Were the good parts of the action sequence good enough to make up for the repetitive parts? For a split second the show casts EXD-9 as a sort of droid vampire, then abandons the idea. Although the droid was scariest when it was mysterious, the reveal of its secret battle form was pretty cool. I’d buy an action figure that transformed from mild-mannered inventory droid to a spindly killer with way too many eyes. The fights didn’t have a lot of weight, though, with Zeb and the droid throwing one another around but never straining or struggling. The set-up for the horror is good, but the final sequence manages to both be too repetitive and move too fast, including an incredibly short “the bomb is counting down and we have to do something” sequence. EXD-9 might be more memorable as an action figure than as a character.
In fact, the most frightening part of the episode for me was the last minute or so, when we get a bit more about Agent Kallus in his precarious role as the new Fulcrum. His scenes felt much more personal, and much more threatening, than the droid itself.
So, was Zeb’s story interesting enough to justify him being the one left behind on the base? I’m still not sure I’ve figured out what Zeb does, and this is one of those plots that hinge on a character not doing their job effectively until they do. He drags the droid back to the center of the base without question, and refuses to delegate any work to other people. (Speaking of other people, where was the man at the command center during the action scenes?) There’s certainly a lot of merit in choosing to intentionally tell a story about a character who isn’t good at their job, but this isn’t that story. In “Warhead,” Zeb is the point of view character. Maybe the writers wanted to make him a good viewpoint for the audience, and therefore made him a bit more naive than usual – a bit more like Ezra.
I don’t inherently mind that the show has elements that might work for children better than adults. It is, essentially, made for children, who might have no trouble identifying with Zeb’s wanderlust and boredom or might find EXD-9 frightening. However, season three’s attempt to deepen the characters seems plagued with inconsistency. Ezra is sort of a loose cannon who might be going to the dark side, until he isn’t any more. Zeb is sort of learning a lesson about how to do his job as a security officer, but not really. Hera is perhaps the most consistent character lately even though she has so few lines, because each of those lines shows her becoming more adept at commanding her growing group of Rebel troops and pilots.

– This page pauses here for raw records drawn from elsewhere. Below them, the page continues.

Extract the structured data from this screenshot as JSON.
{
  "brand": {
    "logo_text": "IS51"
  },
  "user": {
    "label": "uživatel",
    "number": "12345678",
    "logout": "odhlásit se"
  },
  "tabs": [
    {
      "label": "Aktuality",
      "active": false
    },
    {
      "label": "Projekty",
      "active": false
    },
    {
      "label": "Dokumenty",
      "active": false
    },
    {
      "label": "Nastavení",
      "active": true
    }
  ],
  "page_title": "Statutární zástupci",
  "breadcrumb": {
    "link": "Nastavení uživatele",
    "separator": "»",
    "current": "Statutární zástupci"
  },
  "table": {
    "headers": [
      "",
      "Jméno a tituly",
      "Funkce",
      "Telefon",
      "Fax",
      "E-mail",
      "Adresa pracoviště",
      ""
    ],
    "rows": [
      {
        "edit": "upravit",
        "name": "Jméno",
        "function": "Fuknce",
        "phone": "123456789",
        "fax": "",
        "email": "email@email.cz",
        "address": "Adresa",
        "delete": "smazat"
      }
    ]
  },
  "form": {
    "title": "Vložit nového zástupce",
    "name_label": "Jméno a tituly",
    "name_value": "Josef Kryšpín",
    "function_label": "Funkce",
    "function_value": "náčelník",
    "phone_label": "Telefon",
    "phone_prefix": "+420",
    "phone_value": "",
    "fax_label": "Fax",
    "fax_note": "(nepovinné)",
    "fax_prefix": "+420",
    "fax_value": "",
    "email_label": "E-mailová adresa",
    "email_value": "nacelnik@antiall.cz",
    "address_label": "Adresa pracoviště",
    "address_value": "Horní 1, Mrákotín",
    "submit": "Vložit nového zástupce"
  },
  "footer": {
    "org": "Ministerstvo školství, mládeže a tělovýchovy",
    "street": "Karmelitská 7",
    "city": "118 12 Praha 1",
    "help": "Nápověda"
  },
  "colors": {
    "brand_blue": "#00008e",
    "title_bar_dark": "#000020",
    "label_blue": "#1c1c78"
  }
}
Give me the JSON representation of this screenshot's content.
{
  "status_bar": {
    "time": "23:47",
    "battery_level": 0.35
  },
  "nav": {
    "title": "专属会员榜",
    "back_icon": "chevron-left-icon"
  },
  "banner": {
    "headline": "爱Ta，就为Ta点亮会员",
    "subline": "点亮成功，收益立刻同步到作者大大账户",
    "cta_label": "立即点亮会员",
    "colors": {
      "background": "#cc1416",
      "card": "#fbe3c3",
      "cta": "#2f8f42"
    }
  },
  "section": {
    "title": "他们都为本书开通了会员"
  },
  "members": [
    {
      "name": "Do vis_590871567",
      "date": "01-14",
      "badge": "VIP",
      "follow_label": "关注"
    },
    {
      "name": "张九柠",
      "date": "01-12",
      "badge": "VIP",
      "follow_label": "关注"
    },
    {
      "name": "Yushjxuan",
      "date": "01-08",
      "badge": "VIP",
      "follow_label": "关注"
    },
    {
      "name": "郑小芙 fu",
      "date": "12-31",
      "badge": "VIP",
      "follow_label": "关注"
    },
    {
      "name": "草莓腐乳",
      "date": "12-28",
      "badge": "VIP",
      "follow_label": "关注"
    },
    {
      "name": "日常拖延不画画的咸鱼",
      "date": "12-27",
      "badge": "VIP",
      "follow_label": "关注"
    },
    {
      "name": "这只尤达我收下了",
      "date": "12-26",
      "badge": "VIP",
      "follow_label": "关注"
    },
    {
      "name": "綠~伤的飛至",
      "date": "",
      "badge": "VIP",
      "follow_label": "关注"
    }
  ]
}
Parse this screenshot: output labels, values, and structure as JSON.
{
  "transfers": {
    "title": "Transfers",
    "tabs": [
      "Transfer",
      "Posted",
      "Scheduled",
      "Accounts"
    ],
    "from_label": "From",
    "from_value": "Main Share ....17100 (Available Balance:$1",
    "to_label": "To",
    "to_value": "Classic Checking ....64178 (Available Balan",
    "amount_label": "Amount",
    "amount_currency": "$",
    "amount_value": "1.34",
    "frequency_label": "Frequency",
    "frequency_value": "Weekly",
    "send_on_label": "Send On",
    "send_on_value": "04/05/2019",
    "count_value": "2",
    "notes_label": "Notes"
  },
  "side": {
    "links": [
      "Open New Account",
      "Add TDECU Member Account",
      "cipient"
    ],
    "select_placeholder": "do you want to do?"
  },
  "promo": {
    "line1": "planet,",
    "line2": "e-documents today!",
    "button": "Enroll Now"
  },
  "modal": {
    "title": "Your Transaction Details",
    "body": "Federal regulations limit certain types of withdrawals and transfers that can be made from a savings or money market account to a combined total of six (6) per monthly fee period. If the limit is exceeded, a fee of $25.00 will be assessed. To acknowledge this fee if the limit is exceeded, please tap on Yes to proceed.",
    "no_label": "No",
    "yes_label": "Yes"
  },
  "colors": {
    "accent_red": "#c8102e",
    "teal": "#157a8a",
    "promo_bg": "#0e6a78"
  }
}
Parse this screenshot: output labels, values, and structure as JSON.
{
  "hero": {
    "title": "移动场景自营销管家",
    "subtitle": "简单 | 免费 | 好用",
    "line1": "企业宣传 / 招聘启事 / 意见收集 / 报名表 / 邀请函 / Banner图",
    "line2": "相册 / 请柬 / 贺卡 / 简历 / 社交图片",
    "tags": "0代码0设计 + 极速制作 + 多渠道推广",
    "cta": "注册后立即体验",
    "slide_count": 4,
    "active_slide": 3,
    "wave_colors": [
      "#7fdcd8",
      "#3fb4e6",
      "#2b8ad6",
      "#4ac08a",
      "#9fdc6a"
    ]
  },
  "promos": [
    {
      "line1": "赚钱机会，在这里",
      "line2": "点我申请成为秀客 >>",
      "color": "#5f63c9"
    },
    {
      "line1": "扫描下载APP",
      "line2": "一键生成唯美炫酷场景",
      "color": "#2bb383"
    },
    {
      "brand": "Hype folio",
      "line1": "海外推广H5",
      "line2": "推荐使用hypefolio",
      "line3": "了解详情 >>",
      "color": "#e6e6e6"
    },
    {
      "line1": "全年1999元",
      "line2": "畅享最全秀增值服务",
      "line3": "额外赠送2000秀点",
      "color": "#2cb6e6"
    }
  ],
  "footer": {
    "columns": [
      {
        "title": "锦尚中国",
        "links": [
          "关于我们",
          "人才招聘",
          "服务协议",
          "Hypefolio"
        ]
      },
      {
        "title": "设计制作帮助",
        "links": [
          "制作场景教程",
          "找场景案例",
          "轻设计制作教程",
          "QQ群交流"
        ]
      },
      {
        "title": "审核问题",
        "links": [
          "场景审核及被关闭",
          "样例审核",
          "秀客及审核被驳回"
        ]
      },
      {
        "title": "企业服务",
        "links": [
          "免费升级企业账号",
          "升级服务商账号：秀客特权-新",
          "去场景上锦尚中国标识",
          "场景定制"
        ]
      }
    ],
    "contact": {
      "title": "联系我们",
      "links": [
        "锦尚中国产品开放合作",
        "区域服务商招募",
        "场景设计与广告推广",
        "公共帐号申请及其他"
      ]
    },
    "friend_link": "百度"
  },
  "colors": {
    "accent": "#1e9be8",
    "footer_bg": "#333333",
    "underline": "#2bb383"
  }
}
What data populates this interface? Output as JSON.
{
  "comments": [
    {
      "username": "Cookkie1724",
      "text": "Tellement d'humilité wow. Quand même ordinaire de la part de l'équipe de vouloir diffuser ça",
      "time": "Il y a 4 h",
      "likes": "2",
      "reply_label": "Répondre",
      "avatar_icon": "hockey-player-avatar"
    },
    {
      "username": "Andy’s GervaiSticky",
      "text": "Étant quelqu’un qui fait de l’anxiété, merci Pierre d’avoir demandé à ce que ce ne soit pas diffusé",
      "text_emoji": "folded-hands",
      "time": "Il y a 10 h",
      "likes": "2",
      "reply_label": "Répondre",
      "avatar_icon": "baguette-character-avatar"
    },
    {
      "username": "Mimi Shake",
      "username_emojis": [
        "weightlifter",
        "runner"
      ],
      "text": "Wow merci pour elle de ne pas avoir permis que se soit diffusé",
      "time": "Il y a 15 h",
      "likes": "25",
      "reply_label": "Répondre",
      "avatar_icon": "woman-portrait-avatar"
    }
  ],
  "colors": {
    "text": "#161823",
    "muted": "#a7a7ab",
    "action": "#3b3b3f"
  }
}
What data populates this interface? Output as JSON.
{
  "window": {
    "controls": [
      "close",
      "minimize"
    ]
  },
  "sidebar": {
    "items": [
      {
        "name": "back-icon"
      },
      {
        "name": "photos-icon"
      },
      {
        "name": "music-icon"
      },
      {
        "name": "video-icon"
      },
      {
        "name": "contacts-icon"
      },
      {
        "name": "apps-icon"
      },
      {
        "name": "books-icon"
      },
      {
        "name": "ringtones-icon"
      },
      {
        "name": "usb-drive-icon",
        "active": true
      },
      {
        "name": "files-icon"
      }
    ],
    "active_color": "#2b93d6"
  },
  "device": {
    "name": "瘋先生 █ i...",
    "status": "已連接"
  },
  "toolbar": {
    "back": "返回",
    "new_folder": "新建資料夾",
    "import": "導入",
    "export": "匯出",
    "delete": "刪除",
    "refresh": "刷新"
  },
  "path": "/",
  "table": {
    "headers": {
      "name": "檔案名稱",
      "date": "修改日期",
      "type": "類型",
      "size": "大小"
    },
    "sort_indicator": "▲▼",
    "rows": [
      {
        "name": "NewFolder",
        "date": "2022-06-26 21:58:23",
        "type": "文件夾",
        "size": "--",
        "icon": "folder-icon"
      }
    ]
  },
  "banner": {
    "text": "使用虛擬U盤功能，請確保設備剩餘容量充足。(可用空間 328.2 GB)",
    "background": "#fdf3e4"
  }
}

I enjoy Rebels a lot. The voice actors do well with what they’re given, and the show always feels like Star Wars. However, the third season has made me hesitant to recommend it to people who don’t have an existing attachment to the characters. Season two dragged, and season three has improved on that with more threatening villains and more connective tissue. The things “Warhead” did well – introducing a cool new Imperial droid – couldn’t make up for Zeb’s regressive conversation or the episode’s lack of depth.